    • Scatter – your pets ashes are scattered after cremation

    Burial - there are two options for this:

    • Group – your pets remains will be buried with several other pets of similar – no grave marker
    • Private burial – grave and marker http://www.pinerestpetcemeteryinc.com/
      • Pine Rest can make arrangements with you and have the remains picked up for burial – you will be responsible for arranging this with Pine Rest prior to the end-of-life appointment so that they may pick up the remains in a timely manner for private burial.

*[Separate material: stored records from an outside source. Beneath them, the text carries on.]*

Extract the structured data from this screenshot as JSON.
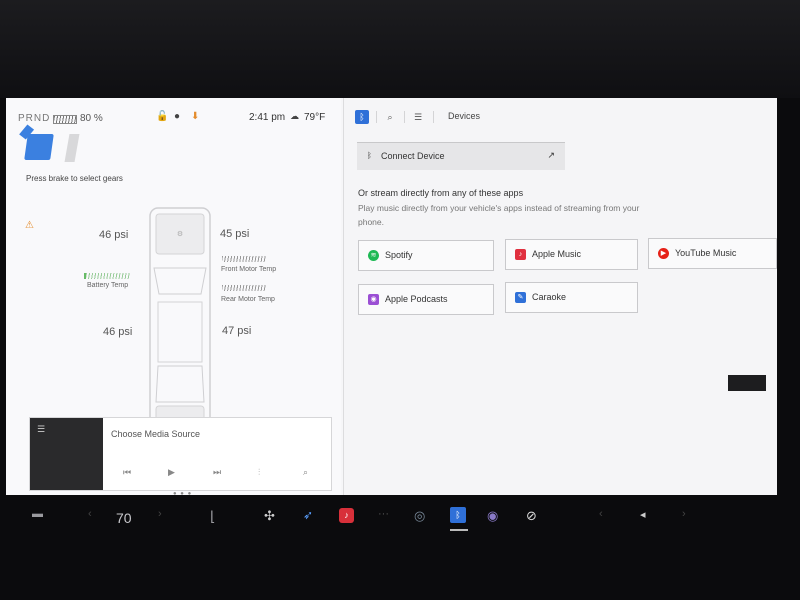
{
  "status": {
    "gears": "PRND",
    "battery_percent": "80 %",
    "battery_level": 0.8,
    "time": "2:41 pm",
    "temperature": "79°F"
  },
  "left": {
    "press_brake": "Press brake to select gears",
    "tires": {
      "front_left": "46 psi",
      "front_right": "45 psi",
      "rear_left": "46 psi",
      "rear_right": "47 psi"
    },
    "battery_temp_label": "Battery Temp",
    "front_motor_label": "Front Motor Temp",
    "rear_motor_label": "Rear Motor Temp"
  },
  "media": {
    "title": "Choose Media Source",
    "icons": [
      "queue-icon",
      "previous-icon",
      "play-icon",
      "next-icon",
      "equalizer-icon",
      "search-icon"
    ]
  },
  "right": {
    "tab_title": "Devices",
    "connect_label": "Connect Device",
    "stream_title": "Or stream directly from any of these apps",
    "stream_desc": "Play music directly from your vehicle's apps instead of streaming from your phone.",
    "apps": [
      {
        "label": "Spotify",
        "color": "#1db954"
      },
      {
        "label": "Apple Music",
        "color": "#e0303f"
      },
      {
        "label": "YouTube Music",
        "color": "#e62117"
      },
      {
        "label": "Apple Podcasts",
        "color": "#9b4fd4"
      },
      {
        "label": "Caraoke",
        "color": "#2f70d8"
      }
    ]
  },
  "dock": {
    "speed": "70"
  },
  "colors": {
    "accent": "#2f70d8",
    "warning": "#e48c2c"
  }
}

    Home release - owners occasionally take their pets home with them. In some cases, they arrange private cremation or burial themselves. In New York State you are allowed to have your pet’s cremains interred with your remains. If you are electing to bury your pet on your property, be advised that most towns do not allow this. When burying a pet at home it is important the grave and remains be properly prepared. The remains should be wrapped in a towel or blanket and then in double plastic bags of heavy gage. The remains should be at least 3 feet below the top soil. Placing some woven wire (chicken wire) immediately above the remains can discourage wild animals from digging and getting to the remains.

Dr.Ross + Dr.Hill, owners of True Care Veterinary Hospital

After working at other clinics in the past, we knew we wanted to offer a different level of service and care for our clients - especially how they were treated. We offer treatment options, fair pricing and care we would expect for our own pets and especially enjoy educating our clients. We enjoy doing this every day at True Care and the clients and "their kids" are thrilled!